For instance, we can positively say, as the Holy Scriptures affirm, that God is love. But when we say that, we need to also say that the love I have or which I have experienced from others falls so short of the love that is God that in terms of the love I have known God is not love at all. God transcends my understanding of love. Nevertheless, even though it is limited and finite, my understanding and experience of love do help me begin to understand God.

If we do not maintain that tension in our thoughts, especially when discussing the Trinity, it becomes far to easy to attempt to rationalize the Trinity, to make the essence of God make sense to us. This has been true throughout Christian history. When people have fallen into this trap, they have tended to overemphasize either the oneness or the threeness of God. In so doing they have on the one hand reduced God to a single person who adopts different roles or masks. And on the other hand, they have subtly shifted to three persons who can somehow act separately, stand apart from one another, or even act in opposition to each other. Tritheism tends to be subtle rather than overt.

So it is with fear and trepidation that I venture into this arena of words, praying that I will not misspeak or be misunderstood. This discussion is risky, but it is essential.
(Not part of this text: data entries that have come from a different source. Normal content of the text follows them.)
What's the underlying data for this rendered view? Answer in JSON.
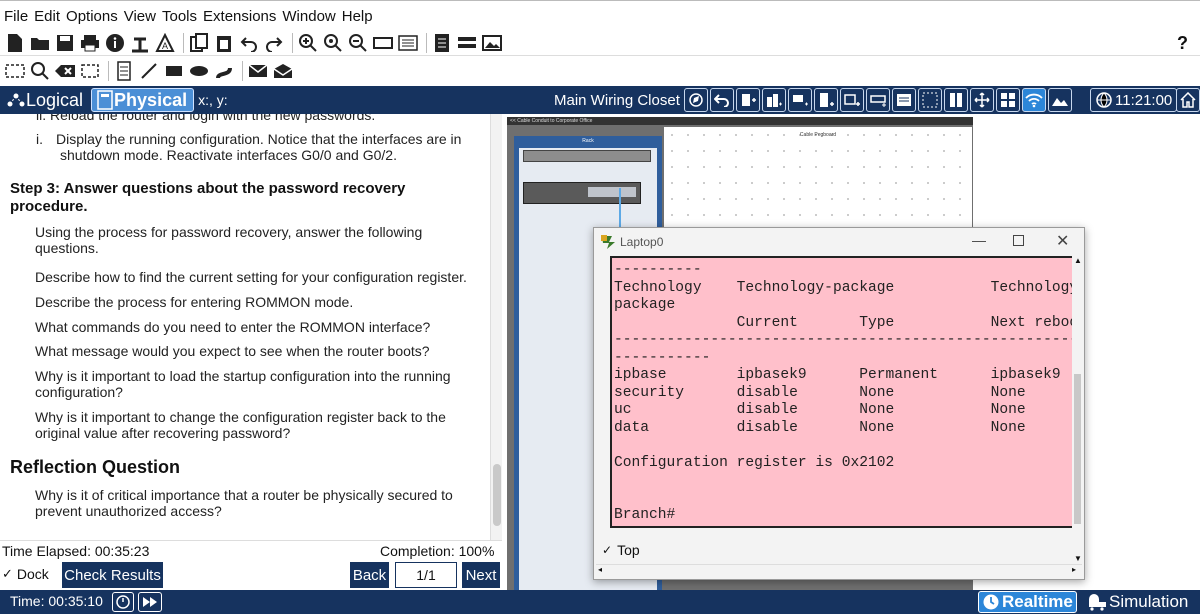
{
  "menu": [
    "File",
    "Edit",
    "Options",
    "View",
    "Tools",
    "Extensions",
    "Window",
    "Help"
  ],
  "toolbar": {
    "help_label": "?"
  },
  "modebar": {
    "logical_label": "Logical",
    "physical_label": "Physical",
    "coords": "x:, y:",
    "location": "Main Wiring Closet",
    "clock": "11:21:00"
  },
  "instructions": {
    "cut_line": "ii.   Reload the router and login with the new passwords.",
    "step_i_num": "i.",
    "step_i_line1": "Display the running configuration. Notice that the interfaces are in",
    "step_i_line2": "shutdown mode. Reactivate interfaces G0/0 and G0/2.",
    "step3_line1": "Step 3: Answer questions about the password recovery",
    "step3_line2": "procedure.",
    "intro_line1": "Using the process for password recovery, answer the following",
    "intro_line2": "questions.",
    "q1": "Describe how to find the current setting for your configuration register.",
    "q2": "Describe the process for entering ROMMON mode.",
    "q3": "What commands do you need to enter the ROMMON interface?",
    "q4": "What message would you expect to see when the router boots?",
    "q5_line1": "Why is it important to load the startup configuration into the running",
    "q5_line2": "configuration?",
    "q6_line1": "Why is it important to change the configuration register back to the",
    "q6_line2": "original value after recovering password?",
    "reflection_title": "Reflection Question",
    "r1_line1": "Why is it of critical importance that a router be physically secured to",
    "r1_line2": "prevent unauthorized access?"
  },
  "bottom": {
    "time_elapsed": "Time Elapsed: 00:35:23",
    "completion": "Completion: 100%",
    "dock_label": "Dock",
    "check_results": "Check Results",
    "back": "Back",
    "page": "1/1",
    "next": "Next"
  },
  "workspace": {
    "closet_header": "<< Cable Conduit to Corporate Office",
    "rack_label": "Rack",
    "pegboard_label": "Cable Pegboard"
  },
  "laptop": {
    "title": "Laptop0",
    "top_label": "Top",
    "terminal_lines": [
      "----------",
      "Technology    Technology-package           Technology-",
      "package",
      "              Current       Type           Next reboot",
      "-------------------------------------------------------",
      "-----------",
      "ipbase        ipbasek9      Permanent      ipbasek9",
      "security      disable       None           None",
      "uc            disable       None           None",
      "data          disable       None           None",
      "",
      "Configuration register is 0x2102",
      "",
      "",
      "Branch#"
    ]
  },
  "status": {
    "time": "Time: 00:35:10",
    "realtime": "Realtime",
    "simulation": "Simulation"
  },
  "colors": {
    "navy": "#16335f",
    "active_tab": "#4b8fd6",
    "terminal_bg": "#ffc0cb"
  }
}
For if we do not have some understanding of the nature of the Trinity, it is not possible to understand what salvation means in the Christian sense of the word.

Before I delve into the heart of what I want to discuss, I did want to mention one principle I very recently picked up from Orthodox theology that I have found surprisingly helpful. My first reaction was “so what?”, but as I’ve reflected on it, I’ve found that it sounds simple, but runs very deep indeed. Here it is:

Everything that can be said about God is either unique to a single member of the Trinity or is common to all of the persons of the Trinity.

Here’s how it works. Most things are common to all. All are uncreated. All are love. All together fulfilled certain roles. All are creator (we see that in both Genesis and more explicitly in the NT). All are our redeemer. Redemption of creation was a wholly triune act. However, only one person is Father, one is Son, and one is Spirit. Only the Son is incarnate. Only the Son is begotten. Only the Spirit proceeds. Most importantly, no two persons of the Trinity ever share an attribute or quality or role or action that the third does not. Unique to one or common to all. Think about it. As it sinks in, I think the value of this dogma in keeping our way of thinking about God on track becomes clear.

The best metaphor for the Trinity I’ve yet encountered is that of the dance, a dance which lies at the center of reality. The greek word for this dance is perichoresis. The word is used to capture a reality of three persons who are so mutually indwelling, interpenetrating, and united that they can be said to share a single nature, a single essence, to be one with each other even as each retains their own unique personhood. This perichoretic nature is described as a dance, each person constantly twirling with, around, and through the other two. It’s a dance where, as soon as one person finds themselves in the center of the dance, they immediately yield that place to the other two. It’s a perfectly spinning, eternal, communal dance of self-sufficient love. It is perfect relationship in eternal motion.

This is the God made known to us through Jesus of Nazareth. This is the God inviting us to join the dance.